Unlike the buyer ‘credits’ that came in 2009 and extended into 2010 the 2008 $7500 credit was in essence a loan. Now, that loan is due.
For many people who purchased a home for the first time in 2008, it’s payback time.
It sounded like a great deal: become a first-time homebuyer and pocket up to $7,500 in a tax credit. But if you bought that house in 2008 and received the credit, you’re required to start paying it back – now.
That’s because the credit was actually an interest-free loan provided by the government to stimulate a near-dead housing market.
Unlike the homebuyer credits of 2009 and 2010, this one must be paid back over 15 years beginning with this year’s tax return. For someone who got $7,500, that’s $500 a year.
“This is not a freebie,” said Jackie Perlman, a tax analyst at H&R Block’s Tax Institute.
The 2008 credit was available to qualified homebuyers who purchased after April 8, 2008, through the end of that year. The IRS has sent letters reminding folks who fall into this category.
Many have been caught off-guard. They either forgot that the credit was a loan, or believed the loan had been forgiven as Congress subsequently passed different versions of the homebuyer credit that did not require a payback.
“I had one client who called me in a slight panic,” said Jonathan Horn, a certified public accountant. “People are confused.”
If you got the credit and have sold your house or it is no longer your primary residence, the total amount you owe is due on the return for the year those events took place, with some exceptions.
You can choose to accelerate your payments.
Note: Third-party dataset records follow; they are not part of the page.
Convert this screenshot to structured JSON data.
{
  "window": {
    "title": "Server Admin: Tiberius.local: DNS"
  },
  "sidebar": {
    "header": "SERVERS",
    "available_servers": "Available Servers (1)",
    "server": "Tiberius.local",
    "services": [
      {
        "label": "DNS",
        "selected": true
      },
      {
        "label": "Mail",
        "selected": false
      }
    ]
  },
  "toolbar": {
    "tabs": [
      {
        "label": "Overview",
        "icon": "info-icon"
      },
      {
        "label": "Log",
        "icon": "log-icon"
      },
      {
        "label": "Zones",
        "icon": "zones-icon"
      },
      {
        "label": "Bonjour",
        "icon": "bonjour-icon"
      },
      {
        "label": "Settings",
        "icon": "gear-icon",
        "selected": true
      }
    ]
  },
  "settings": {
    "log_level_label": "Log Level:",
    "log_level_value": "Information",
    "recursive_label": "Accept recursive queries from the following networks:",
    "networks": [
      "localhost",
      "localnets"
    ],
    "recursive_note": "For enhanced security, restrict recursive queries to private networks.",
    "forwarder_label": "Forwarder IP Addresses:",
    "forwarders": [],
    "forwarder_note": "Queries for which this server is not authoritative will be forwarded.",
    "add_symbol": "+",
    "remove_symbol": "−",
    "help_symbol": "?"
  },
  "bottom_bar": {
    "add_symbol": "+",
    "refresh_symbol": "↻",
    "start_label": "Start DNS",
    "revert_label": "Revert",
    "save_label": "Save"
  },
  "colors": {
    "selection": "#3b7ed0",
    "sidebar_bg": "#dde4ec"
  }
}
While the loan is interest-free, some might want to pay it back sooner rather than later.
“A loan is still something hanging over your head,” Perlman said.
“Some people will say, ‘Let me get this over with.’”